One of my very good students, Colin Chrestay, sent me the attached video of a techie at Microsoft showing off this staggering new software–software seems like too mild a word–in development called Photosynth. If you’re only interested in books, you can watch the first two minutes, but watch the whole thing. You really must watch the whole thing.
Stuff like this is just really staggering to me in seeing what is now possible via the web. (My guess is this is old hat to a great many people; but not to me). I don’t know enough about the specifics, and assume that this kind of thing is still a ways away from every person’s fingertips. But the realization that it isn’t inconceivable that every school child could explore every corner of the earth in three dimensions, from every angle and in the minutest detail to the broadest geographic and geological context…well, when I was my son’s age these were the fantasies of Ray Bradbury. I imagine it will be the normal day to day life of my grandchildren.
Re. books, the feebleness of books. Well, I guess I don’t completely think that books are feeble, but this kind of thing just makes clear to me again that there are many things for which the electronic world is clearly superior to anything that book culture could imagine. To insist otherwise does, I think, verge on a snobbish version of luddite-ism.
For instance, when I was growing up on books, a selling point for reading was that books allowed you to experience multiple places and cultures in the world, to travel to places in your imagination that you could never access with your body. And I don’t think there was anything spurious in that claim. But how this raison d’etre pales in comparison to seeing these worlds in three dimensions. Imagine that you wanted to know about mountain climbing in the Himilayas. I am sure there is still a very big place for books on this subject, but how much more impoverished that experience would be for the students who won’t have access to the kind of experience that photosynth can provide.
As a result, it seems to me that we need to think clearly about just what it is that books give us access to in terms of form or content that can’t be accessed in the same way via these kinds of technology. Among other things, of course, we might say that books are a good source for exploring the possibilities of language. And one traditional distinction between novels and movies seems to me to still hold for the visuality of the internet. Books, texts in language, are better media for exploring the intricacies of the human pscyhe, better access to the interior world than the visual world of technology typically allows for. Perhaps we need both novels and autobiographies by mountain climbers, and photosynth representations of mountain climbing, to get our strongest human approximation of what it must be like to climb in the Himalayas.
Secondly, of course, I’m intrigued by the degree in this video that books and newspapers are a passing mention. Indeed, the brief nod to Dickens’ Bleak House seems to be mostly about the fact that we could put the whole of Bleak House into a simultaneous view, something the presenter agrees is not necessarily a great way to read a book. And the bit on newspapers seems to be about trying to make the experience of reading a traditional newspaper more available for the digital reader. One wants to say why. It’s neat that we can do this, but peculiarity of these moments in the video suggest to me the ways in which these technologies create different forms of experience that are not compatible with books or newspapers as traditionally conceived.
I admit that when I see videos like this, I mostly think that the digital utopians have won the day.
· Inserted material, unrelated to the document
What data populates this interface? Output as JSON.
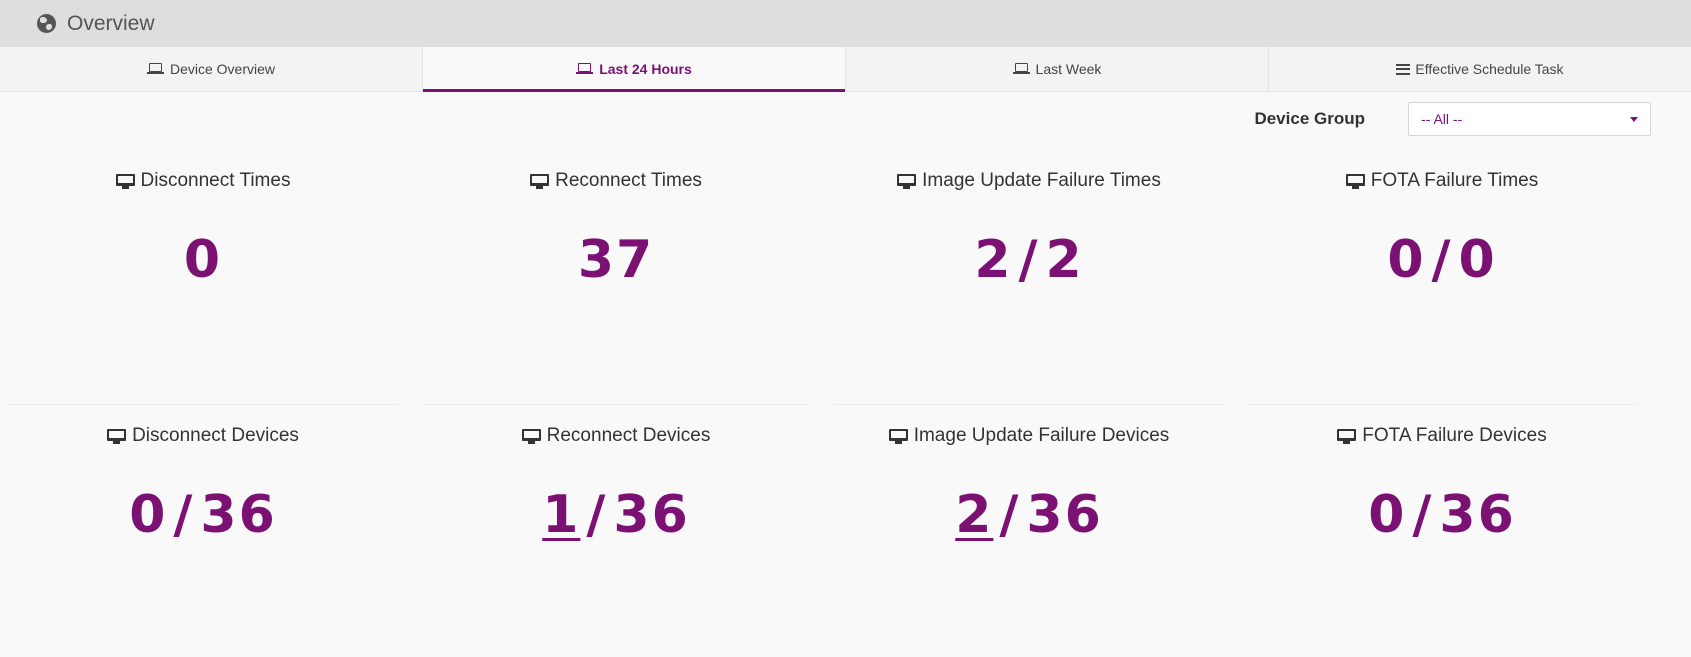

That I should fold my tents and go home.
Nevertheless, it still seems to me that the task is to figure out what the precise role of reading traditional texts really is; what particular role do traditional forms of reading and writing have to play in our present moment. What can the reading of texts provide, what skills can it enable, that are difficult (impossible?) to develop in any other way. Of course, we can continue to read without worrying about these things, simply because we like reading books more than other things, but my guess is that this will mean that reading books will become an increasingly arcane hobby–something a little like collecting rare books or writing on typewriters is today. Something that is done and enjoyed, something for which there is even a minimal market, but something that is mostly a curiosity rather than a serious cultural enterprise.